Prediction markets are where data scientists will attain superstar status. It’s no coincidence that the current age of the “superstar” in professional sports began in the 1970s, when the legal constraints that had prevented the most accomplished athletes from seeking top dollar on the open market began to fade. Nowadays, every self-respecting sports star counts the days till they can truly cash in as a “free agent” while they’re still in the pink of their career.
I tend to giggle when I hear that data scientists are “superstars” or “rockstars” or something to that effect, which implies that they’re well-known public figures. In the real-world, most data scientists are on the payroll of one or another private company or government agency, and are little known outside those organizations or the professional groups to which they belong. And there’s fundamentally no problem with that. They’re not slaves, and, to varying degrees (subject to noncompetes and all that) they may seek employment elsewhere.
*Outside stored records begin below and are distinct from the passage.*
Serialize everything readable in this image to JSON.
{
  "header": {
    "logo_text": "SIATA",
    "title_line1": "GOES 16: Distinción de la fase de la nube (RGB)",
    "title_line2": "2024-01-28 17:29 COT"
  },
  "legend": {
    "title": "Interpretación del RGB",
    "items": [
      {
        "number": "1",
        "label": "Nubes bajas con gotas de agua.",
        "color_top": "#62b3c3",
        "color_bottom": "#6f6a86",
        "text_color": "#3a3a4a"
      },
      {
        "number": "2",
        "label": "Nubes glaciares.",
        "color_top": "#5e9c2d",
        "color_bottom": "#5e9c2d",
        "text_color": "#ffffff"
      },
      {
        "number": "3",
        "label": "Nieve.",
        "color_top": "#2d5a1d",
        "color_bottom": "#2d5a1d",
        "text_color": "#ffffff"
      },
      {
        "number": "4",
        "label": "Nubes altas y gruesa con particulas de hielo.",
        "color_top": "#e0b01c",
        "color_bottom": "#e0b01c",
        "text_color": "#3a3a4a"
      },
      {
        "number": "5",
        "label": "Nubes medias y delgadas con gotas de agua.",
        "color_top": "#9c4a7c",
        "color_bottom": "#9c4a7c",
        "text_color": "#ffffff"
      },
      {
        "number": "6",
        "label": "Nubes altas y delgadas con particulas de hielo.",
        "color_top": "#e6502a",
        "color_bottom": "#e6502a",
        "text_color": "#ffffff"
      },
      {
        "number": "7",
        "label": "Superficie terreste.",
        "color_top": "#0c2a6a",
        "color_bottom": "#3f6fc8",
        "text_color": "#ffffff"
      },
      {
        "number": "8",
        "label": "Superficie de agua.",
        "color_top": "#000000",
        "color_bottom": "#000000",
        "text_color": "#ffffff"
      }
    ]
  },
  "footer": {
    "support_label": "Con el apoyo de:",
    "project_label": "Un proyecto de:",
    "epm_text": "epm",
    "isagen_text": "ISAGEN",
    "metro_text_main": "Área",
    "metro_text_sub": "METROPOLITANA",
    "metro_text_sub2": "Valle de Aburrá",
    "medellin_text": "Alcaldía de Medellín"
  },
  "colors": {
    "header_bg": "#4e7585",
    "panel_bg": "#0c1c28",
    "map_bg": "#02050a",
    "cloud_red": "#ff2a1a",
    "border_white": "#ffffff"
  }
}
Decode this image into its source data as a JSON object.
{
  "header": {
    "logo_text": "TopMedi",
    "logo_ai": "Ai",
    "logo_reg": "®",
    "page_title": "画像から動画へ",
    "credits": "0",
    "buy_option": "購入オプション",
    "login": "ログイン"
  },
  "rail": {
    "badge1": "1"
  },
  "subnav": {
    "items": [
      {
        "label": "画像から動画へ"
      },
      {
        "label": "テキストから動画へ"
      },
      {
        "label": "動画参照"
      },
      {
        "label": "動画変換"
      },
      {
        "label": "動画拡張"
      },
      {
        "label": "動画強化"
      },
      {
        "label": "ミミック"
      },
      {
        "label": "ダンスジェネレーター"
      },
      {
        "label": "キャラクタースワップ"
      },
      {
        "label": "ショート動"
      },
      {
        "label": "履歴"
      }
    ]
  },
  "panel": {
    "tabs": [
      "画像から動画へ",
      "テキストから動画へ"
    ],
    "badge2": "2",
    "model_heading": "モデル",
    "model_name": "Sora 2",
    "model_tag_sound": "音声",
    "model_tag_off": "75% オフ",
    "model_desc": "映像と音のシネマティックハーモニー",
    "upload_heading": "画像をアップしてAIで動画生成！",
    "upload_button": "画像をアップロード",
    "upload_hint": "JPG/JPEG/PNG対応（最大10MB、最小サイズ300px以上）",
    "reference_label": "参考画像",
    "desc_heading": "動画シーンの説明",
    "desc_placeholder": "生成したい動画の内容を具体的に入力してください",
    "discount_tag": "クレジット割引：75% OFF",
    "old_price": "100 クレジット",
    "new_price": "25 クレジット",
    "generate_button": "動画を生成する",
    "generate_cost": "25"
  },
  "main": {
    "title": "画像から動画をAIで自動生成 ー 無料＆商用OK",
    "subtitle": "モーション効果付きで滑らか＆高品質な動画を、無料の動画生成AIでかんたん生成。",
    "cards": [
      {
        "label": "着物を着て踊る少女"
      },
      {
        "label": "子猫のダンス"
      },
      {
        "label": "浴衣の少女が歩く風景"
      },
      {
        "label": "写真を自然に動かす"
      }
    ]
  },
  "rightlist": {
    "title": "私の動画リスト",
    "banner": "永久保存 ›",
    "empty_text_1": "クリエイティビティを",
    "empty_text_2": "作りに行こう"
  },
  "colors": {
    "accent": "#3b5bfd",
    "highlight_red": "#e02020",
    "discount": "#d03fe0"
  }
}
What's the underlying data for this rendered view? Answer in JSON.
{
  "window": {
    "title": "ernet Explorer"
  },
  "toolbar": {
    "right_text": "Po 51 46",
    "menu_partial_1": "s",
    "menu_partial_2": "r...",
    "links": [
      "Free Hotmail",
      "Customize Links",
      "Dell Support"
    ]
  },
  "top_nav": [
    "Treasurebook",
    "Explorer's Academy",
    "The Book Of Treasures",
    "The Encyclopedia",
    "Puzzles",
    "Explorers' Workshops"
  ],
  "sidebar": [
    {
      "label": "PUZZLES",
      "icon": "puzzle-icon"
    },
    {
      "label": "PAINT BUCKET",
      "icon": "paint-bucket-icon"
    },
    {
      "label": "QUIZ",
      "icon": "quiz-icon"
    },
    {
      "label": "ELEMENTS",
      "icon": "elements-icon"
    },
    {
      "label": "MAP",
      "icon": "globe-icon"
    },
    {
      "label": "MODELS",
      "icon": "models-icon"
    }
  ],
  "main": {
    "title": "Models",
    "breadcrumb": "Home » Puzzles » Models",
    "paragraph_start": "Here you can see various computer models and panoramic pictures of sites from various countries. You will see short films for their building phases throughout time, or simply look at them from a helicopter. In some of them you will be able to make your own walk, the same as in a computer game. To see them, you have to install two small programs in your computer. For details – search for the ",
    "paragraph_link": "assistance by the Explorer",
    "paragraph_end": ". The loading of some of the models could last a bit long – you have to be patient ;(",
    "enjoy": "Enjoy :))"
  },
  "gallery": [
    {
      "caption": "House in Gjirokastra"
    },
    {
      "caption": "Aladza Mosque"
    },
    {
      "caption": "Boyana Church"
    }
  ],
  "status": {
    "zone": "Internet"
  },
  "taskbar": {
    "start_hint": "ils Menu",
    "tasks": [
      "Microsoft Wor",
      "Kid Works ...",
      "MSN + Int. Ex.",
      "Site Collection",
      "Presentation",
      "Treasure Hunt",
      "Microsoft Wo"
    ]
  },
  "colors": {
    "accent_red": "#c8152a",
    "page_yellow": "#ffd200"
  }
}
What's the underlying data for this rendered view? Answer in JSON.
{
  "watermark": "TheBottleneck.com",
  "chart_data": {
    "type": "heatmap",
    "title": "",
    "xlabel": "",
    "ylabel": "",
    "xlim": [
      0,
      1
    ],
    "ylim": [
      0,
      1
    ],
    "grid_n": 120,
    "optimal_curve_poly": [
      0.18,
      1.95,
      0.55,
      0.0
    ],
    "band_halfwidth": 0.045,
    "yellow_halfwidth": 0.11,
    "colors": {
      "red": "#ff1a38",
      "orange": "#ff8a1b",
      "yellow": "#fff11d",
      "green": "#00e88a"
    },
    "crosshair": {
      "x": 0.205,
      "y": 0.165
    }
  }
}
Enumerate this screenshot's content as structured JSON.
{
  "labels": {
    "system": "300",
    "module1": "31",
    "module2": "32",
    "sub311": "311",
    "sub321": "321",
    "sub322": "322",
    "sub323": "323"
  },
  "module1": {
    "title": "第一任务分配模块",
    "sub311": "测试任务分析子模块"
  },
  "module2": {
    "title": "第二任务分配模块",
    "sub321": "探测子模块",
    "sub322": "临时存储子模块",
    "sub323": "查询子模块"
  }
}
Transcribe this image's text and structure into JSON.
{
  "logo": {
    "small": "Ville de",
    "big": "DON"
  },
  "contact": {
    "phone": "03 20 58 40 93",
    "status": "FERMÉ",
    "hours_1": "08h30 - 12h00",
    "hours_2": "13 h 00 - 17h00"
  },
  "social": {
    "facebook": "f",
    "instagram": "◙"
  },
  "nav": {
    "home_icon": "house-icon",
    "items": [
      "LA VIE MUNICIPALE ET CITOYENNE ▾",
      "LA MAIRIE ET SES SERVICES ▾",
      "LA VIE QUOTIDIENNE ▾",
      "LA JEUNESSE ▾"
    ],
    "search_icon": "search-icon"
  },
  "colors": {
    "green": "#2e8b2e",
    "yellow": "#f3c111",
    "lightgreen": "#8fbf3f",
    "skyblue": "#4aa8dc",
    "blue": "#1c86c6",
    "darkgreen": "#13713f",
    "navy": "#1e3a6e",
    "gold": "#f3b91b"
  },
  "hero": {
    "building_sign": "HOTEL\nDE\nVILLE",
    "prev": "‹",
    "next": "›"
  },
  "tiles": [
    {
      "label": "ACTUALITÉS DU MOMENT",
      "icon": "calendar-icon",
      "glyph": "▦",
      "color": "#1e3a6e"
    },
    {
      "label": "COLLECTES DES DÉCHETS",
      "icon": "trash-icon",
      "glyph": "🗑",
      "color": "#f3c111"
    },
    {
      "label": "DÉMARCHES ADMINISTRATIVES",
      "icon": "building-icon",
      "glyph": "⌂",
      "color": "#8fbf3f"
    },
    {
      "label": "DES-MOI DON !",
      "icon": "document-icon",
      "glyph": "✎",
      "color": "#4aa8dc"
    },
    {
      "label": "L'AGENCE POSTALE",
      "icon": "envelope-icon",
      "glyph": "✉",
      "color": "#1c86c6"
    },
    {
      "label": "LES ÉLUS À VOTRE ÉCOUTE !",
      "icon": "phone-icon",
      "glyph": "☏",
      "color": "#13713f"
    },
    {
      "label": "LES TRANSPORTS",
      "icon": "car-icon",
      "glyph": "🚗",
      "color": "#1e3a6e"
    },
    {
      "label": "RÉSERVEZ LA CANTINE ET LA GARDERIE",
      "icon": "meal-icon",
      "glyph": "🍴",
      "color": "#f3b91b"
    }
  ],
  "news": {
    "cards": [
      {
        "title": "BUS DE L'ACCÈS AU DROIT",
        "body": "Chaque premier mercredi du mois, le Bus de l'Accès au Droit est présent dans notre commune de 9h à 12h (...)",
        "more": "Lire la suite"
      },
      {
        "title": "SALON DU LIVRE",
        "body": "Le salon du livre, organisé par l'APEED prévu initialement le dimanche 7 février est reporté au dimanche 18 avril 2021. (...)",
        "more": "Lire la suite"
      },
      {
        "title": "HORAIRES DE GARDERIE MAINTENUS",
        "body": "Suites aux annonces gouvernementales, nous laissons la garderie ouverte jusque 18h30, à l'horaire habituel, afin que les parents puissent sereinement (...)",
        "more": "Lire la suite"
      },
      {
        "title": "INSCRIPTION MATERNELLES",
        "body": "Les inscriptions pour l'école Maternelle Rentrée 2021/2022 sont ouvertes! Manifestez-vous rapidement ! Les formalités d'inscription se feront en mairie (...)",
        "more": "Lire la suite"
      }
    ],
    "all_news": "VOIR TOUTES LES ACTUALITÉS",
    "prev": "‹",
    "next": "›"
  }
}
The prospect of superstardom for data scientists depends on the development of a highly visible, prestigious open-market for their services. This market may in fact be emerging with the development of prediction markets, which deliver on-demand access to industry- or domain-specific, analytics-driven predictions.
Prediction markets have taken root in electronics, telecommunications, manufacturing, automotive, retailing, pharmaceutical, banking and other sectors. Most such initiatives rely heavily on crowdsourcing of predictions and sentiments expressed by disparate individuals and organizations in the industries of interest. They also rely on analytic infrastructure, both to aggregate, filter and distill the crowdsourced “wisdom,” and also to auto-generate fresh predictions from this and other relevant data. And, of course, they depend on staffs of domain-knowledgeable data scientists to develop and maintain the filters, as well as train and guide the underlying segmentation, predictive and other statistical and linguistic models. Essentially, the data scientists are the core assets of these marketplaces, which, potentially, can become the “big leagues” of business-oriented data science. These marketplaces depend critically on data scientists’ predictive slugging percentages to knock business results clear out of the park.
In addition, open-source data-science expertise marketplaces such as Kaggle.com have created something resembling free agency for ambitious statistical and predictive modelers. To the extent that data scientists (individually and in teams) can build powerful models that win the monetary prizes in these contests (which are typically sponsored by a particular client that wishes to outsource some tough data science challenge), they can advertise their stardom while enriching their bank accounts.
Superstardom means little if you can’t monetize your status. The development of a truly competitive open marketplace for data scientists will boost the best of them to a new, more prestigious, potentially lucrative plateau in their careers.
See some of James' other posts on data scientists
- Data Scientist: Consider the Curriculum
- Data Scientist: Mastering the Methodology, Learning the Lingo
- Data Scientists: Myths and Mathemagical Superpowers
- Data Scientists: Credentialed or Otherwise
- Data Scientists: Run Your Mad Experiments